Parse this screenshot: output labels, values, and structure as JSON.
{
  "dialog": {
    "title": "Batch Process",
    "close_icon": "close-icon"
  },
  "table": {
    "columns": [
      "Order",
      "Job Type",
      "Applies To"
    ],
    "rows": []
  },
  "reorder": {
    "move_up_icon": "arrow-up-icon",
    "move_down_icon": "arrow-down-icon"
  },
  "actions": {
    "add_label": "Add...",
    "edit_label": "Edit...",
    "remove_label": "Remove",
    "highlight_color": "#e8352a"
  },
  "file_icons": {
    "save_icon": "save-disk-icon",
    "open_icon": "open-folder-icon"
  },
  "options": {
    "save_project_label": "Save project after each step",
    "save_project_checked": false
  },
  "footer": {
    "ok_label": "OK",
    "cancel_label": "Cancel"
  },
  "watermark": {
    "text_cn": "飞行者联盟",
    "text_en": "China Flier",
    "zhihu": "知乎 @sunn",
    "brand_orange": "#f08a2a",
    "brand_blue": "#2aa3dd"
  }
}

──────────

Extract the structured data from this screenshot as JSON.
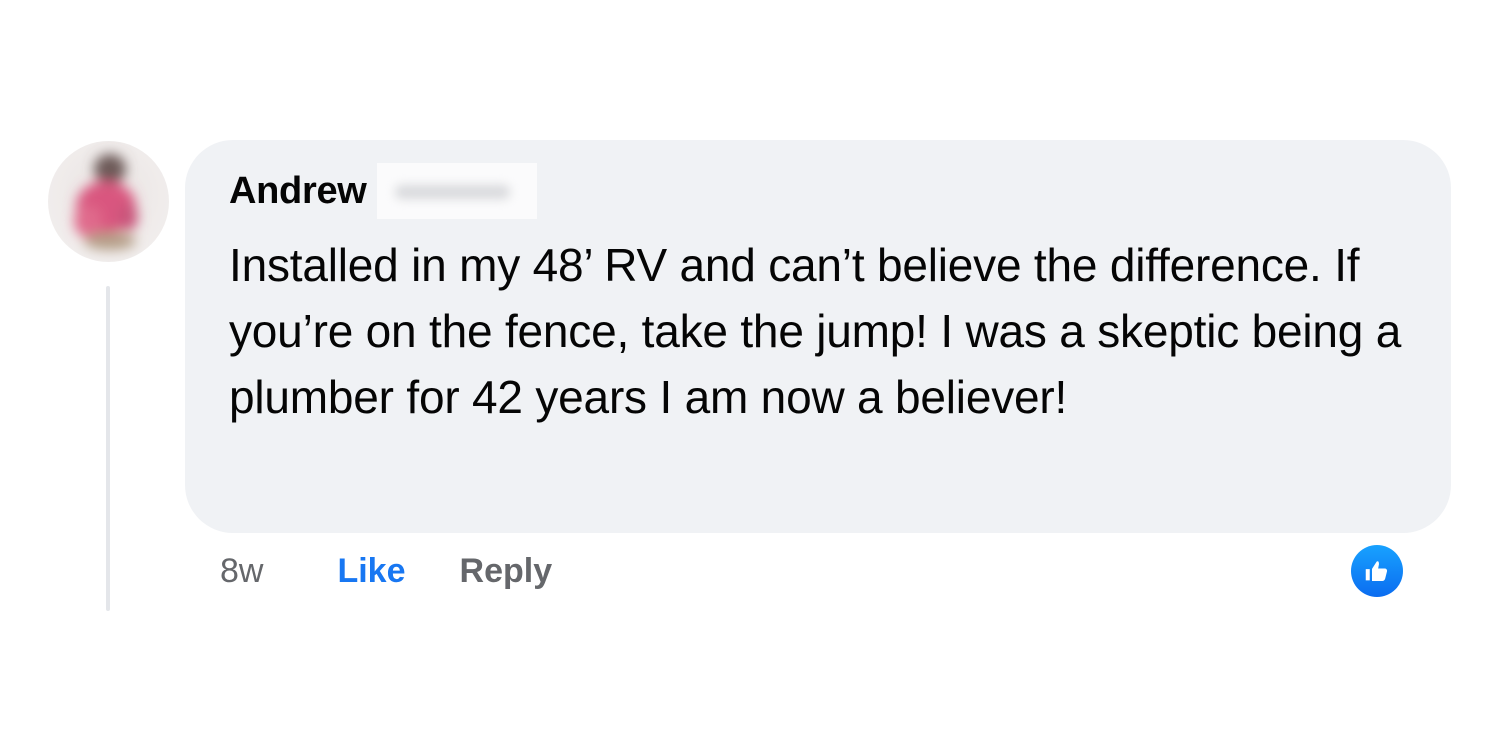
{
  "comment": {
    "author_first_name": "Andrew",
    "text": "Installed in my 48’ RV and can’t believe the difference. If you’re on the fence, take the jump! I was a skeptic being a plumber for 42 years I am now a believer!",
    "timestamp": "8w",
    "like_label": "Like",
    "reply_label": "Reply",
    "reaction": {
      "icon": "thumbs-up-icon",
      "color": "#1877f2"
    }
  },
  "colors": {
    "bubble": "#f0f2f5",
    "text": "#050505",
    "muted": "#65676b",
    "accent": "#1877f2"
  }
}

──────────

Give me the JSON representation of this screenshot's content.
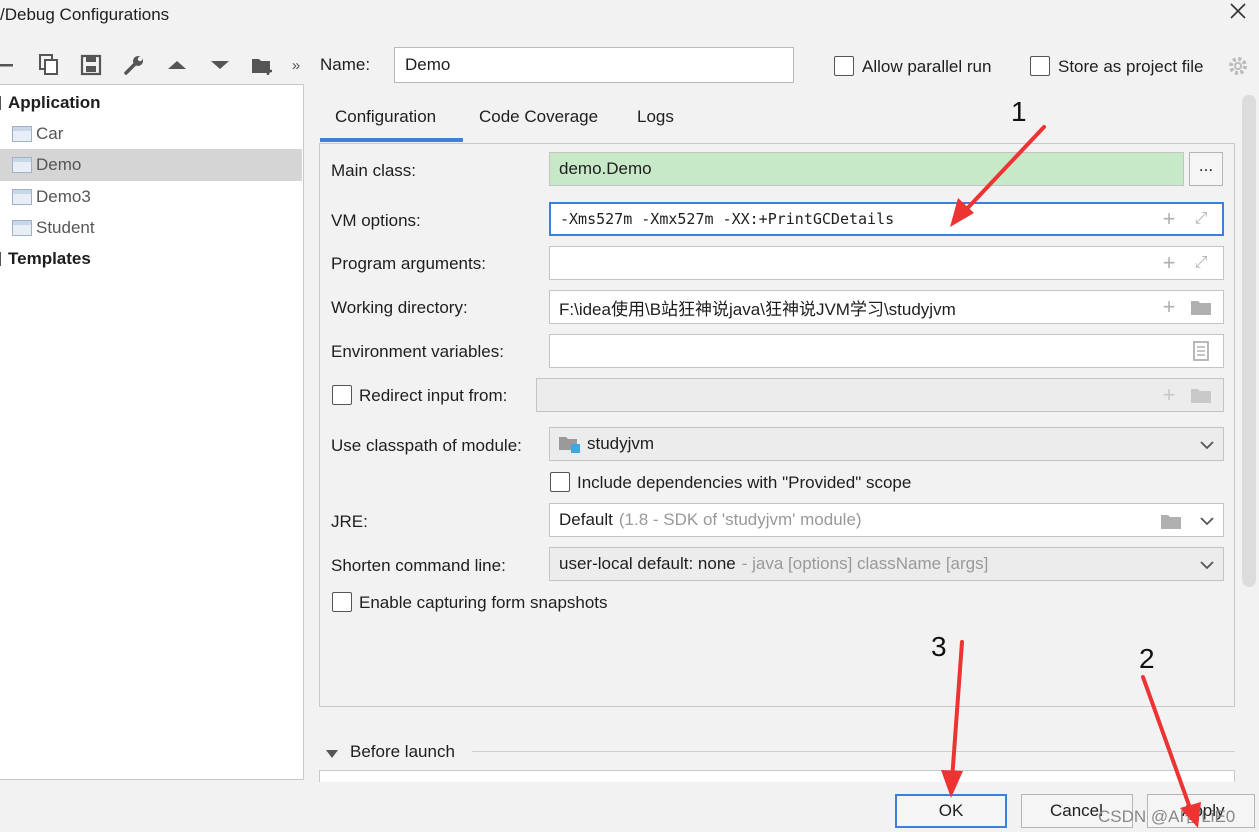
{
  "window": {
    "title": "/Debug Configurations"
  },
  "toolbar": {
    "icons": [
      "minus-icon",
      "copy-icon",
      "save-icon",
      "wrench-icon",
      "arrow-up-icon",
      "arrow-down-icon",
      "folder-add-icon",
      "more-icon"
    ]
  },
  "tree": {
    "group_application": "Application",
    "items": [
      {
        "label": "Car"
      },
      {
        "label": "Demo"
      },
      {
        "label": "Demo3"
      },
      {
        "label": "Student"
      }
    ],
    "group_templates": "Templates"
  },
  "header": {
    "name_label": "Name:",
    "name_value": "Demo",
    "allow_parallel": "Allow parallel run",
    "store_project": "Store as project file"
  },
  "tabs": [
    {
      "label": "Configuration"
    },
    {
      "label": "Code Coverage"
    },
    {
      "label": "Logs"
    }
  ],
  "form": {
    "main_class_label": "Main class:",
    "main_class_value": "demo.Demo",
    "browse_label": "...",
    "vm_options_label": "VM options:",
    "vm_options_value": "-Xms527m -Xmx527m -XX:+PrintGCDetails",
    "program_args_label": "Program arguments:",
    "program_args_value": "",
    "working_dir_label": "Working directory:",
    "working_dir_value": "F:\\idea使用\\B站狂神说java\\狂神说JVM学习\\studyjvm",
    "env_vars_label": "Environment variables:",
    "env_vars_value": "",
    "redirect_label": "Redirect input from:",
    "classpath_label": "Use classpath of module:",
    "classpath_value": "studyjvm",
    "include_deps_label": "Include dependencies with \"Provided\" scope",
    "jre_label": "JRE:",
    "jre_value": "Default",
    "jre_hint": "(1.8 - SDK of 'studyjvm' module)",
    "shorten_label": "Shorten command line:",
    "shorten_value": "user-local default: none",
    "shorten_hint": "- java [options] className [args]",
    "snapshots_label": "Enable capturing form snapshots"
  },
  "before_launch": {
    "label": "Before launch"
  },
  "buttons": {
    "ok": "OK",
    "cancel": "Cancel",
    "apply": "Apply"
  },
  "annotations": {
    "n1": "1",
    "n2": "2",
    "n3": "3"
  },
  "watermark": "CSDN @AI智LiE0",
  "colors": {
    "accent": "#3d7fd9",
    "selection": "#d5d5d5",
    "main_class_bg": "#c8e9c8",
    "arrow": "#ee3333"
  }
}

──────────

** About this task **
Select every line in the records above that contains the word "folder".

** Exercise response **
    "open_icon": "open-folder-icon"
      "folder-add-icon",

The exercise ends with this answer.